CDOT jobs that require head lamps? Yeah, we do that.

How CDOT’s Division of Maintenance and Operations transforms roads while most Coloradans are asleep

The dedicated teams of CDOT’s Division of Maintenance and Operations are often busy responding to incidents of all kinds while most Coloradans are fast asleep. The critical role that CDOT’s round-the-clock efforts play in keeping Colorado's roadways functioning smoothly is nothing to overlook.
 A group of CDOT trucks on a road at sunset.
A group of CDOT trucks on a road at sunset.

When it comes to CDOT job requirements, “nocturnal” isn’t usually listed. But many of our crucial tasks can only happen after the sun goes down. In fact, they wouldn’t happen at all if we couldn’t work around the clock. They’re big jobs.
CDOT maintains and repairs over 23,000 lane miles of highway, more than 3,400 bridges and 30 tunnels statewide. We also plow state highways, help stranded motorists and even do avalanche mitigation in the winter months.

The dedicated teams of CDOT’s Division of Maintenance and Operations are often busy responding to incidents of all kinds while most Coloradans are fast asleep. At times, these incidents include clearing car wrecks, snow, rockslides, and repairing roadway damage. The critical role that CDOT’s round-the-clock efforts play in keeping Colorado's roadways functioning smoothly is nothing to overlook.

Incident Response and Snow Removal

Bright sunny mornings in Colorado can quickly turn to snow by the afternoon. The unpredictable nature of the state's climate can lead to a variety of incidents at any hour — day or night.

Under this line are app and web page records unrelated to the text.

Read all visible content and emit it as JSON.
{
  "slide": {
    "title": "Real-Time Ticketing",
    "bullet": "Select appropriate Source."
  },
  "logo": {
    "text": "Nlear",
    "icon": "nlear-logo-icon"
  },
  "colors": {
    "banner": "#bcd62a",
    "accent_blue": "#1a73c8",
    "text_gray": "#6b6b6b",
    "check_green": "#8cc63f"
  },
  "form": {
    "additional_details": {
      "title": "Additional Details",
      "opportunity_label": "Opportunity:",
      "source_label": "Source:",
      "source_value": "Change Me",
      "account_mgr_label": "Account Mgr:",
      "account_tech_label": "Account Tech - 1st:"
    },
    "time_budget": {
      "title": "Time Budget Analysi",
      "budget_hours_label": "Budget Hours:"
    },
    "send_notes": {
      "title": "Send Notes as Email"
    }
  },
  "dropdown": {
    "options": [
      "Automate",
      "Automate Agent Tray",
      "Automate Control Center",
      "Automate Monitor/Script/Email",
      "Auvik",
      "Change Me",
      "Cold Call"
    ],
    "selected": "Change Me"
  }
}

CDOT’s Traffic Incident Management team is on call 24/7 and is responsible for responding to these unexpected, traffic-related events.

CDOT trains our highway maintainers to use heavy, Class A Commercial Driver’s License (CDL) equipment (like snowplows) so they’re prepared to handle everything from car crashes to hazardous spills.

During the winter months, CDOT's snow fighters battle heavy snowfall and ice to ensure that roads are clear, and Coloradans can get to their destinations safely by the time morning commuters hit the highways.

An orange, CDOT snowplow with its headlight on clears snow at night.
An orange, CDOT snowplow with its headlight on clears snow at night.

Rockslides, Floods and Avalanches - Oh my!

Colorado's mountainous terrain is not without its challenges. Rockslides, floods and avalanches can block highways and put travelers at risk without any warning. CDOT teams clear the debris from these natural weather incidents and repair the roadway if any damage is done.

CDOT and its sister agency, the Colorado Avalanche Information Center, regularly monitor and control 278 of 522 known avalanche paths located above Colorado highways. One of the ways CDOT reduces risks of avalanches and approaches avalanche mitigation is by triggering controlled avalanches before they can pose a threat to motorists. In the case that an avalanche does impact one of Colorado’s roadways, CDOT’s Division of Maintenance and Operations is there to help clear the snow and debris.

Maintenance and Infrastructure Improvements

CDOT's night crews also carry out essential maintenance and improvement work during the overnight hours. The absence of heavy traffic during these hours allows for more efficient and safer execution of projects such as road resurfacing, bridge repairs and signage updates.

Light shines on a group of CDOT workers maintaining road conditions at night
Light shines on a group of CDOT workers maintaining road conditions at night.

The men and women of CDOT’s Division of Maintenance and Operations continually demonstrate their unwavering commitment to the state's transportation network. Whether responding to incidents like road or bridge damage, rockslides, floods or avalanches, CDOT's nighttime heroes are always working hard to keep Colorado moving. At CDOT, we do more than you think.